-- Listed records follows --

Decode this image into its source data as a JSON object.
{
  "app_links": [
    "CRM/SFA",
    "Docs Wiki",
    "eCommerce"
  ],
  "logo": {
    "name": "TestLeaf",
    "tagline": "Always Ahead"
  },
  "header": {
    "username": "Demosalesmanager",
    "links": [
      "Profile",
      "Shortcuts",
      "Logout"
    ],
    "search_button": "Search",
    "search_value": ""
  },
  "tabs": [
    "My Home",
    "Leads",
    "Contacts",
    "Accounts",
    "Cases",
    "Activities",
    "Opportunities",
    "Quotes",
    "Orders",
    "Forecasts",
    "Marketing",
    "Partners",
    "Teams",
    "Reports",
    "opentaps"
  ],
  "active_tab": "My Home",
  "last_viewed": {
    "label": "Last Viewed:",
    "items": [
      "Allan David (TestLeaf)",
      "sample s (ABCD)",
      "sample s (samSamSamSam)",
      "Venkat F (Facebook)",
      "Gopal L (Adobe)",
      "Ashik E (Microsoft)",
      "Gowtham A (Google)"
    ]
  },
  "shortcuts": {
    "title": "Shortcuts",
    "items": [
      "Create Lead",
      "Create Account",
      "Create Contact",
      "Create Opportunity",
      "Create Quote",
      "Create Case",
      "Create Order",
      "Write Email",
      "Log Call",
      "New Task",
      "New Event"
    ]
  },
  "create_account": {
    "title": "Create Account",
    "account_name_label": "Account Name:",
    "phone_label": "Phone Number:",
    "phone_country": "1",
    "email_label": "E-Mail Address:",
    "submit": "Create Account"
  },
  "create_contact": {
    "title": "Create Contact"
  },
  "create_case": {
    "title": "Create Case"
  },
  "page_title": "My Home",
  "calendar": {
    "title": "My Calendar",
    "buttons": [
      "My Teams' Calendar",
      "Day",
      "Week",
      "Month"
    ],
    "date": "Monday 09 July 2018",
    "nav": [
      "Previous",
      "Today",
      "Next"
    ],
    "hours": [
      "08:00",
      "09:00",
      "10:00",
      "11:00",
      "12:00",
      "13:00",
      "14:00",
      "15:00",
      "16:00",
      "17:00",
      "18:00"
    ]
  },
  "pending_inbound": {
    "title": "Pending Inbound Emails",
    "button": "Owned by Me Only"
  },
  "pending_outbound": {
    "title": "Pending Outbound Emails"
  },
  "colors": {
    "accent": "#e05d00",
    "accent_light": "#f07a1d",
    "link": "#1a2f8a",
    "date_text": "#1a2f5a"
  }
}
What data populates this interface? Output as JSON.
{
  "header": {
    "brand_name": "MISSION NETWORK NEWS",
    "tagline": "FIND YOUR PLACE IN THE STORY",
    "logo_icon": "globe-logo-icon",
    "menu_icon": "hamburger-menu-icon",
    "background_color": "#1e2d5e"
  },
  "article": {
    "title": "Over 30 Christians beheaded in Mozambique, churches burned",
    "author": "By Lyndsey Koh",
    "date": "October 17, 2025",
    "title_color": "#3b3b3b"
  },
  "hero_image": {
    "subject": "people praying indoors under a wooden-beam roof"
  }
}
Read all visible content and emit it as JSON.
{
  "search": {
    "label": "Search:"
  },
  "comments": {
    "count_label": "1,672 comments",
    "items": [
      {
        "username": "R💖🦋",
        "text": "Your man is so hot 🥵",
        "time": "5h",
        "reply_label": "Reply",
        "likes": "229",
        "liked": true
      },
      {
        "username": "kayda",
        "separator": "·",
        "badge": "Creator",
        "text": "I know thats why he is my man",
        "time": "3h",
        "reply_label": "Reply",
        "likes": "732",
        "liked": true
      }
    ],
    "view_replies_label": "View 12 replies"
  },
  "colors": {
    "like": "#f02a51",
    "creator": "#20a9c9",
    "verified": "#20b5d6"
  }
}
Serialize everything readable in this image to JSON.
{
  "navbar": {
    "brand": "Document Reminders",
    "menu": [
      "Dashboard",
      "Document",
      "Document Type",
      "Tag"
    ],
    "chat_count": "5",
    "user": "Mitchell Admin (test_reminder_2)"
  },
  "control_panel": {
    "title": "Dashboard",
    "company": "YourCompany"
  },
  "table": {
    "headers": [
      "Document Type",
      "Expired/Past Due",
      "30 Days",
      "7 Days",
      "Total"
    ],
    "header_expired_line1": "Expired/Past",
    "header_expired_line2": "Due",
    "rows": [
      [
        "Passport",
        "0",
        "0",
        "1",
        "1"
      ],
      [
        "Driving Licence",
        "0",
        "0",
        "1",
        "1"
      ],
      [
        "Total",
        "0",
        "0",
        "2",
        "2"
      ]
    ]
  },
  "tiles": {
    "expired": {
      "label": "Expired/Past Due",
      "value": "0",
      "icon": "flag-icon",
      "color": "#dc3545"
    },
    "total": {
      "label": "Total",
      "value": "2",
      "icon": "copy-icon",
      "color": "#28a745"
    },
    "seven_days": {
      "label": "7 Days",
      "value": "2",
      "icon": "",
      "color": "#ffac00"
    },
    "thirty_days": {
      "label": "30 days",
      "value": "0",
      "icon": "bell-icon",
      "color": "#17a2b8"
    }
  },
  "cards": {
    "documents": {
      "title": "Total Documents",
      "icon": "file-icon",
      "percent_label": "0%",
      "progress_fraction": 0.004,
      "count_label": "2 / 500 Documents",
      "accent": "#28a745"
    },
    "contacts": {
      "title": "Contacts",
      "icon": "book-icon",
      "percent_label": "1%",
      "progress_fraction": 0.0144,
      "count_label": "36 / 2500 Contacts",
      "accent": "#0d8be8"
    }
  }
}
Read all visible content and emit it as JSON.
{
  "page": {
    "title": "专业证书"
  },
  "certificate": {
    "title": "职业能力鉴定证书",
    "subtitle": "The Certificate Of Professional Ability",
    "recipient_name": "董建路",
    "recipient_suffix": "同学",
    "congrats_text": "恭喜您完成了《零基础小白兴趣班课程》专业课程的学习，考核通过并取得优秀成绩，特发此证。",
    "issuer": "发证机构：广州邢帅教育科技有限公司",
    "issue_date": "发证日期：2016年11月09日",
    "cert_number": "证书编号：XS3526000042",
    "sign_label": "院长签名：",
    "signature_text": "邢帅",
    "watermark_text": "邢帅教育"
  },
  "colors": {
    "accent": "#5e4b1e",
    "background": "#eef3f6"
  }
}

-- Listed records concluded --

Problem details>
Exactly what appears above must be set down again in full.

Answer>
Decode this image into its source data as a JSON object.
{
  "app_links": [
    "CRM/SFA",
    "Docs Wiki",
    "eCommerce"
  ],
  "logo": {
    "name": "TestLeaf",
    "tagline": "Always Ahead"
  },
  "header": {
    "username": "Demosalesmanager",
    "links": [
      "Profile",
      "Shortcuts",
      "Logout"
    ],
    "search_button": "Search",
    "search_value": ""
  },
  "tabs": [
    "My Home",
    "Leads",
    "Contacts",
    "Accounts",
    "Cases",
    "Activities",
    "Opportunities",
    "Quotes",
    "Orders",
    "Forecasts",
    "Marketing",
    "Partners",
    "Teams",
    "Reports",
    "opentaps"
  ],
  "active_tab": "My Home",
  "last_viewed": {
    "label": "Last Viewed:",
    "items": [
      "Allan David (TestLeaf)",
      "sample s (ABCD)",
      "sample s (samSamSamSam)",
      "Venkat F (Facebook)",
      "Gopal L (Adobe)",
      "Ashik E (Microsoft)",
      "Gowtham A (Google)"
    ]
  },
  "shortcuts": {
    "title": "Shortcuts",
    "items": [
      "Create Lead",
      "Create Account",
      "Create Contact",
      "Create Opportunity",
      "Create Quote",
      "Create Case",
      "Create Order",
      "Write Email",
      "Log Call",
      "New Task",
      "New Event"
    ]
  },
  "create_account": {
    "title": "Create Account",
    "account_name_label": "Account Name:",
    "phone_label": "Phone Number:",
    "phone_country": "1",
    "email_label": "E-Mail Address:",
    "submit": "Create Account"
  },
  "create_contact": {
    "title": "Create Contact"
  },
  "create_case": {
    "title": "Create Case"
  },
  "page_title": "My Home",
  "calendar": {
    "title": "My Calendar",
    "buttons": [
      "My Teams' Calendar",
      "Day",
      "Week",
      "Month"
    ],
    "date": "Monday 09 July 2018",
    "nav": [
      "Previous",
      "Today",
      "Next"
    ],
    "hours": [
      "08:00",
      "09:00",
      "10:00",
      "11:00",
      "12:00",
      "13:00",
      "14:00",
      "15:00",
      "16:00",
      "17:00",
      "18:00"
    ]
  },
  "pending_inbound": {
    "title": "Pending Inbound Emails",
    "button": "Owned by Me Only"
  },
  "pending_outbound": {
    "title": "Pending Outbound Emails"
  },
  "colors": {
    "accent": "#e05d00",
    "accent_light": "#f07a1d",
    "link": "#1a2f8a",
    "date_text": "#1a2f5a"
  }
}
What data populates this interface? Output as JSON.
{
  "header": {
    "brand_name": "MISSION NETWORK NEWS",
    "tagline": "FIND YOUR PLACE IN THE STORY",
    "logo_icon": "globe-logo-icon",
    "menu_icon": "hamburger-menu-icon",
    "background_color": "#1e2d5e"
  },
  "article": {
    "title": "Over 30 Christians beheaded in Mozambique, churches burned",
    "author": "By Lyndsey Koh",
    "date": "October 17, 2025",
    "title_color": "#3b3b3b"
  },
  "hero_image": {
    "subject": "people praying indoors under a wooden-beam roof"
  }
}
Read all visible content and emit it as JSON.
{
  "search": {
    "label": "Search:"
  },
  "comments": {
    "count_label": "1,672 comments",
    "items": [
      {
        "username": "R💖🦋",
        "text": "Your man is so hot 🥵",
        "time": "5h",
        "reply_label": "Reply",
        "likes": "229",
        "liked": true
      },
      {
        "username": "kayda",
        "separator": "·",
        "badge": "Creator",
        "text": "I know thats why he is my man",
        "time": "3h",
        "reply_label": "Reply",
        "likes": "732",
        "liked": true
      }
    ],
    "view_replies_label": "View 12 replies"
  },
  "colors": {
    "like": "#f02a51",
    "creator": "#20a9c9",
    "verified": "#20b5d6"
  }
}
Serialize everything readable in this image to JSON.
{
  "navbar": {
    "brand": "Document Reminders",
    "menu": [
      "Dashboard",
      "Document",
      "Document Type",
      "Tag"
    ],
    "chat_count": "5",
    "user": "Mitchell Admin (test_reminder_2)"
  },
  "control_panel": {
    "title": "Dashboard",
    "company": "YourCompany"
  },
  "table": {
    "headers": [
      "Document Type",
      "Expired/Past Due",
      "30 Days",
      "7 Days",
      "Total"
    ],
    "header_expired_line1": "Expired/Past",
    "header_expired_line2": "Due",
    "rows": [
      [
        "Passport",
        "0",
        "0",
        "1",
        "1"
      ],
      [
        "Driving Licence",
        "0",
        "0",
        "1",
        "1"
      ],
      [
        "Total",
        "0",
        "0",
        "2",
        "2"
      ]
    ]
  },
  "tiles": {
    "expired": {
      "label": "Expired/Past Due",
      "value": "0",
      "icon": "flag-icon",
      "color": "#dc3545"
    },
    "total": {
      "label": "Total",
      "value": "2",
      "icon": "copy-icon",
      "color": "#28a745"
    },
    "seven_days": {
      "label": "7 Days",
      "value": "2",
      "icon": "",
      "color": "#ffac00"
    },
    "thirty_days": {
      "label": "30 days",
      "value": "0",
      "icon": "bell-icon",
      "color": "#17a2b8"
    }
  },
  "cards": {
    "documents": {
      "title": "Total Documents",
      "icon": "file-icon",
      "percent_label": "0%",
      "progress_fraction": 0.004,
      "count_label": "2 / 500 Documents",
      "accent": "#28a745"
    },
    "contacts": {
      "title": "Contacts",
      "icon": "book-icon",
      "percent_label": "1%",
      "progress_fraction": 0.0144,
      "count_label": "36 / 2500 Contacts",
      "accent": "#0d8be8"
    }
  }
}
Read all visible content and emit it as JSON.
{
  "page": {
    "title": "专业证书"
  },
  "certificate": {
    "title": "职业能力鉴定证书",
    "subtitle": "The Certificate Of Professional Ability",
    "recipient_name": "董建路",
    "recipient_suffix": "同学",
    "congrats_text": "恭喜您完成了《零基础小白兴趣班课程》专业课程的学习，考核通过并取得优秀成绩，特发此证。",
    "issuer": "发证机构：广州邢帅教育科技有限公司",
    "issue_date": "发证日期：2016年11月09日",
    "cert_number": "证书编号：XS3526000042",
    "sign_label": "院长签名：",
    "signature_text": "邢帅",
    "watermark_text": "邢帅教育"
  },
  "colors": {
    "accent": "#5e4b1e",
    "background": "#eef3f6"
  }
}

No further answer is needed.